In terms of initiatives, the market participants in UK which are the respondents of the proposed progress report by FRC have recommended the development of Audit Firm Governance Code (FRC, 2010, p.2). This code will support the firms in performing high quality audit work by requiring auditors to state in their transparency report the compliance of the code provisions as well as an explanation for any non-compliance.
AUDIT MARKET CONCENTRATION, POSSIBLE OUTCOMES & POTENTIAL IMPACT
As what has been presented in the fifth progress report of FRC (2010), it is very apparent that UK's audit market is extremely concentrated. The concentration of the Big Four international accountancy and professional services firms are really untouchable. PrincewaterhouseCoopers, Deloitte, KPMG, and Ernst & Young are the Big Four in the top 50 accounting firms in 2010 (Accountancy Age, 2010). The significant gap (e.g. size) between the Big Four firms and the mid-tier firms are not actually the problem, but it is the negative perceptions, entry barriers, and the lack of choices. In the fifth progress report (FRC, 2010), FTSE 100 and FTSE 250 are the segments that are being used, and based on figures, almost all of the audit services are performed by the Big Four firms. Likewise, in FTSE Small segment, the market is shared both by the Big Four and mid-tier firms. Obviously there is no balance in terms of supplying audit services between the Big Four and the mid-tier firms, and if this would continue competition will not work, and entry in the FTSE 350 by the mid-tier firms will be uneconomical. Unless there would be changes in the perceptions and regulations, it would be impossible for mid-tier firms to fully enter the audit market. As expected, once the audit market will be opened to each of the suppliers, audit quality will be affected, and this is the great concerned of audit regulators. On the other hand, looking beyond the Big Four is also advantageous because auditor independence will increased as well as competition, and companies will have the chance to choose an auditor from outside the Big Four.
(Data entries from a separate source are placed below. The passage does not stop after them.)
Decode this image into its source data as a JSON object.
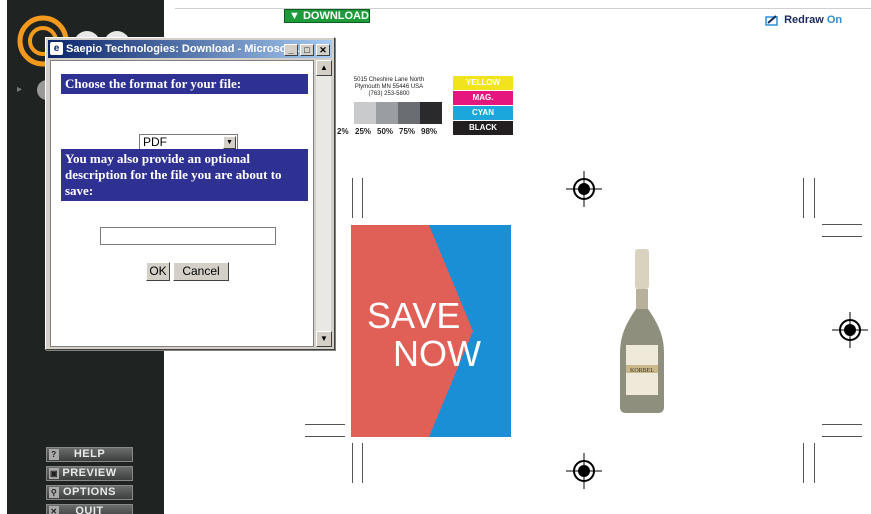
{
  "toolbar": {
    "download_label": "DOWNLOAD",
    "redraw_label": "Redraw",
    "redraw_state": "On"
  },
  "sidebar": {
    "buttons": [
      {
        "label": "HELP",
        "icon": "question-icon"
      },
      {
        "label": "PREVIEW",
        "icon": "preview-icon"
      },
      {
        "label": "OPTIONS",
        "icon": "magnifier-icon"
      },
      {
        "label": "QUIT",
        "icon": "x-icon"
      }
    ]
  },
  "proof": {
    "address_lines": [
      "5015 Cheshire Lane North",
      "Plymouth MN 55446 USA",
      "(763) 253-5800"
    ],
    "gray_labels": [
      "2%",
      "25%",
      "50%",
      "75%",
      "98%"
    ],
    "cmyk_labels": [
      "YELLOW",
      "MAG.",
      "CYAN",
      "BLACK"
    ],
    "ad_line1": "SAVE",
    "ad_line2": "NOW",
    "bottle_label": "KORBEL"
  },
  "dialog": {
    "title": "Saepio Technologies: Download - Microsoft ...",
    "format_heading": "Choose the format for your file:",
    "format_value": "PDF",
    "description_heading": "You may also provide an optional description for the file you are about to save:",
    "description_value": "",
    "ok_label": "OK",
    "cancel_label": "Cancel"
  },
  "colors": {
    "sidebar_bg": "#1f2423",
    "dialog_heading_bg": "#2e3192",
    "ad_red": "#e05f57",
    "ad_blue": "#1a8fd6",
    "download_green": "#1d9a3a"
  }
}
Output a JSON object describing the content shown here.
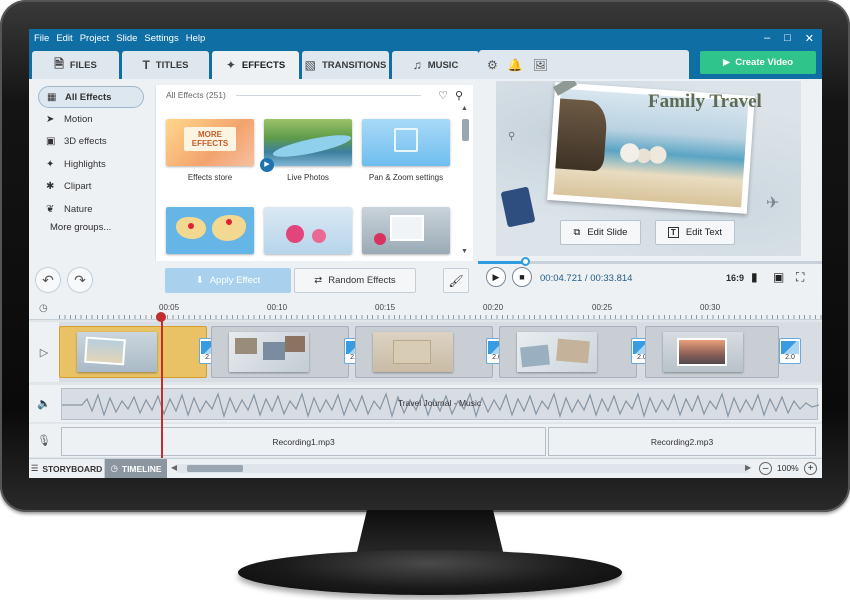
{
  "menu": [
    "File",
    "Edit",
    "Project",
    "Slide",
    "Settings",
    "Help"
  ],
  "tabs": [
    {
      "label": "FILES",
      "icon": "files-icon"
    },
    {
      "label": "TITLES",
      "icon": "titles-icon"
    },
    {
      "label": "EFFECTS",
      "icon": "effects-icon",
      "active": true
    },
    {
      "label": "TRANSITIONS",
      "icon": "transitions-icon"
    },
    {
      "label": "MUSIC",
      "icon": "music-icon"
    }
  ],
  "create_video_label": "Create Video",
  "effect_groups": [
    {
      "label": "All Effects",
      "icon": "grid-icon",
      "active": true
    },
    {
      "label": "Motion",
      "icon": "motion-icon"
    },
    {
      "label": "3D effects",
      "icon": "cube-icon"
    },
    {
      "label": "Highlights",
      "icon": "sparkle-icon"
    },
    {
      "label": "Clipart",
      "icon": "puzzle-icon"
    },
    {
      "label": "Nature",
      "icon": "leaf-icon"
    }
  ],
  "more_groups_label": "More groups...",
  "gallery": {
    "header": "All Effects (251)",
    "items": [
      {
        "label": "Effects store",
        "thumb_text": "MORE EFFECTS"
      },
      {
        "label": "Live Photos"
      },
      {
        "label": "Pan & Zoom settings"
      },
      {
        "label": ""
      },
      {
        "label": ""
      },
      {
        "label": ""
      }
    ]
  },
  "buttons": {
    "apply_effect": "Apply Effect",
    "random_effects": "Random Effects",
    "edit_slide": "Edit Slide",
    "edit_text": "Edit Text"
  },
  "preview": {
    "title_text": "Family Travel",
    "time_current": "00:04.721",
    "time_total": "00:33.814",
    "time_separator": "/",
    "aspect": "16:9",
    "progress": 0.14
  },
  "timeline": {
    "ruler_labels": [
      "00:05",
      "00:10",
      "00:15",
      "00:20",
      "00:25",
      "00:30"
    ],
    "transition_duration": "2.0",
    "slide_count": 5,
    "music_label": "Travel Journal - Music",
    "recordings": [
      "Recording1.mp3",
      "Recording2.mp3"
    ],
    "tab_storyboard": "STORYBOARD",
    "tab_timeline": "TIMELINE",
    "zoom": "100%"
  },
  "colors": {
    "menubar": "#0f6fa5",
    "create_video": "#2fc489",
    "playhead": "#c22d2d",
    "selected_slide": "#e9c266"
  }
}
Once the auditor started to express objective opinions, and comply with the professional, regulatory and legal requirements, the audit process will have a higher quality. An audit with quality is encouraging to the users and commentators of financial statement because their confidence on the process and audit opinion will be strengthened. This is the primary reason why FRC had established reports about promoting audit quality. In terms of audit market concentration, audit regulators need to look beyond the Big Four firms, and companies need to be open-minded. This change of perceptions could lead to an increase in competition and auditor independence which is favorable to the auditing companies.